    Is there actually a competing theory that describes the emissions without the central object being a black hole? Or is this just a quibble about the definition of "black hole"? We've had that discussion before...
     
  14. Dec 6, 2009 #13

    Jonathan Scott

    User Avatar
    Gold Member

    The accretion disk mechanism is basically independent of whether the central object is gravitationally collapsed, as it is based on a lower order of accuracy of GR theory. There are of course some differences, in that for example if gravitational collapse did not occur so there is something emitting radiation from a "surface", that could obviously have effects on the accretion disk (for example through radiation pressure) and would be expected to contribute additional components in the spectrum, and it is also possible that the central object could have a very significant magnetic field (whereas a black hole cannot according to standard theory).

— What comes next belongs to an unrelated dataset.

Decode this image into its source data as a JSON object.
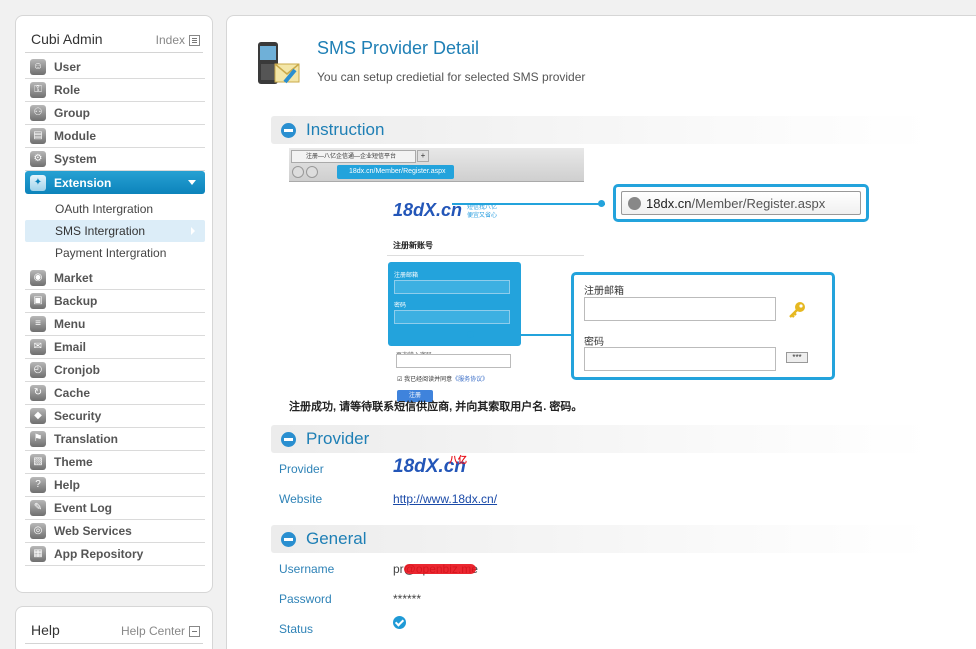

    If there were a surface, then even if it were rotating near break-up speed, the combined effect of the time dilation at the surface due to gravitational potential and rotational velocity can still be a less than the time dilation due to these effects for the lowest orbits above the surface, where the velocity is higher. This could in some cases mean that the accretion disk region would be at a higher redshift than the surface, so one might see evidence of (surface) emissions at a slightly lower redshift being partially absorbed by material (in the accretion disk) at a higher redshift. I believe that features of this nature have been observed in some quasar spectra, although there are other possible explanations.
     
Know someone interested in this topic? Share this thread via Reddit, Google+, Twitter, or Facebook




Similar Discussions: Supemassive Black Holes
  1. Black Holes (Replies: 2)

  2. Black holes (Replies: 5)

  3. Black hole (Replies: 6)

  4. Black holes (Replies: 16)

Loading...